Information supplied:
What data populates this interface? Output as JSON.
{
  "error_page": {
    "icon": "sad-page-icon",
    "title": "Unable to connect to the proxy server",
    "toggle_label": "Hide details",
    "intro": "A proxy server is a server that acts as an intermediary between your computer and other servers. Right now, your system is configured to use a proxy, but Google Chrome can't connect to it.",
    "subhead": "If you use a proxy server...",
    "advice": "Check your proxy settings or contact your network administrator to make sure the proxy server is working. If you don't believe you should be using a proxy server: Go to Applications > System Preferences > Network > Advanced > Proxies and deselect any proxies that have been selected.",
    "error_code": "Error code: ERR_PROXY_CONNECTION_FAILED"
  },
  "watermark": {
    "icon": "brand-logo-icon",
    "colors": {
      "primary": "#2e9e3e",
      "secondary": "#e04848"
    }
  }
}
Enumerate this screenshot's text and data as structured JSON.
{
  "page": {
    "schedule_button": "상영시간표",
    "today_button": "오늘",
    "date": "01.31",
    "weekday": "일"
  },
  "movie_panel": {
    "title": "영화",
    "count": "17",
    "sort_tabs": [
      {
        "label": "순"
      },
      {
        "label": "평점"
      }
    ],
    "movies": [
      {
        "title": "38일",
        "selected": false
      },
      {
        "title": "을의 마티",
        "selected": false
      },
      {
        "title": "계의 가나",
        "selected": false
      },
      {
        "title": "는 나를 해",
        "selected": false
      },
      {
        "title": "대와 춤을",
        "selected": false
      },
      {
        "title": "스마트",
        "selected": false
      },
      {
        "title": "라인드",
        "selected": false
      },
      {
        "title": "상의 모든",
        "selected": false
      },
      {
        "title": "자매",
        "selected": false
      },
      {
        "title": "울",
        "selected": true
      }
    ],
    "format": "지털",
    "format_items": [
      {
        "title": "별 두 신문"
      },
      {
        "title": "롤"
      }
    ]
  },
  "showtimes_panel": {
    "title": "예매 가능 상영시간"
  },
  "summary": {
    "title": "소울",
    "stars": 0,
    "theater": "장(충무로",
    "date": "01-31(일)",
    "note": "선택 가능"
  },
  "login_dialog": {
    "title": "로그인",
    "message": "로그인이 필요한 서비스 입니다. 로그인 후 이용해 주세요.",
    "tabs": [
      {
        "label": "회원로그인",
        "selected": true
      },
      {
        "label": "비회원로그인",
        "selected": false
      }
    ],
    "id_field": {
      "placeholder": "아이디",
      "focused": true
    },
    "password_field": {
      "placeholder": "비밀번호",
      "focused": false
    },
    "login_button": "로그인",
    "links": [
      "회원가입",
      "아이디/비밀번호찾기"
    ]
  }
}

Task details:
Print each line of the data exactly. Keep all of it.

Response to this task:
What data populates this interface? Output as JSON.
{
  "error_page": {
    "icon": "sad-page-icon",
    "title": "Unable to connect to the proxy server",
    "toggle_label": "Hide details",
    "intro": "A proxy server is a server that acts as an intermediary between your computer and other servers. Right now, your system is configured to use a proxy, but Google Chrome can't connect to it.",
    "subhead": "If you use a proxy server...",
    "advice": "Check your proxy settings or contact your network administrator to make sure the proxy server is working. If you don't believe you should be using a proxy server: Go to Applications > System Preferences > Network > Advanced > Proxies and deselect any proxies that have been selected.",
    "error_code": "Error code: ERR_PROXY_CONNECTION_FAILED"
  },
  "watermark": {
    "icon": "brand-logo-icon",
    "colors": {
      "primary": "#2e9e3e",
      "secondary": "#e04848"
    }
  }
}
Enumerate this screenshot's text and data as structured JSON.
{
  "page": {
    "schedule_button": "상영시간표",
    "today_button": "오늘",
    "date": "01.31",
    "weekday": "일"
  },
  "movie_panel": {
    "title": "영화",
    "count": "17",
    "sort_tabs": [
      {
        "label": "순"
      },
      {
        "label": "평점"
      }
    ],
    "movies": [
      {
        "title": "38일",
        "selected": false
      },
      {
        "title": "을의 마티",
        "selected": false
      },
      {
        "title": "계의 가나",
        "selected": false
      },
      {
        "title": "는 나를 해",
        "selected": false
      },
      {
        "title": "대와 춤을",
        "selected": false
      },
      {
        "title": "스마트",
        "selected": false
      },
      {
        "title": "라인드",
        "selected": false
      },
      {
        "title": "상의 모든",
        "selected": false
      },
      {
        "title": "자매",
        "selected": false
      },
      {
        "title": "울",
        "selected": true
      }
    ],
    "format": "지털",
    "format_items": [
      {
        "title": "별 두 신문"
      },
      {
        "title": "롤"
      }
    ]
  },
  "showtimes_panel": {
    "title": "예매 가능 상영시간"
  },
  "summary": {
    "title": "소울",
    "stars": 0,
    "theater": "장(충무로",
    "date": "01-31(일)",
    "note": "선택 가능"
  },
  "login_dialog": {
    "title": "로그인",
    "message": "로그인이 필요한 서비스 입니다. 로그인 후 이용해 주세요.",
    "tabs": [
      {
        "label": "회원로그인",
        "selected": true
      },
      {
        "label": "비회원로그인",
        "selected": false
      }
    ],
    "id_field": {
      "placeholder": "아이디",
      "focused": true
    },
    "password_field": {
      "placeholder": "비밀번호",
      "focused": false
    },
    "login_button": "로그인",
    "links": [
      "회원가입",
      "아이디/비밀번호찾기"
    ]
  }
}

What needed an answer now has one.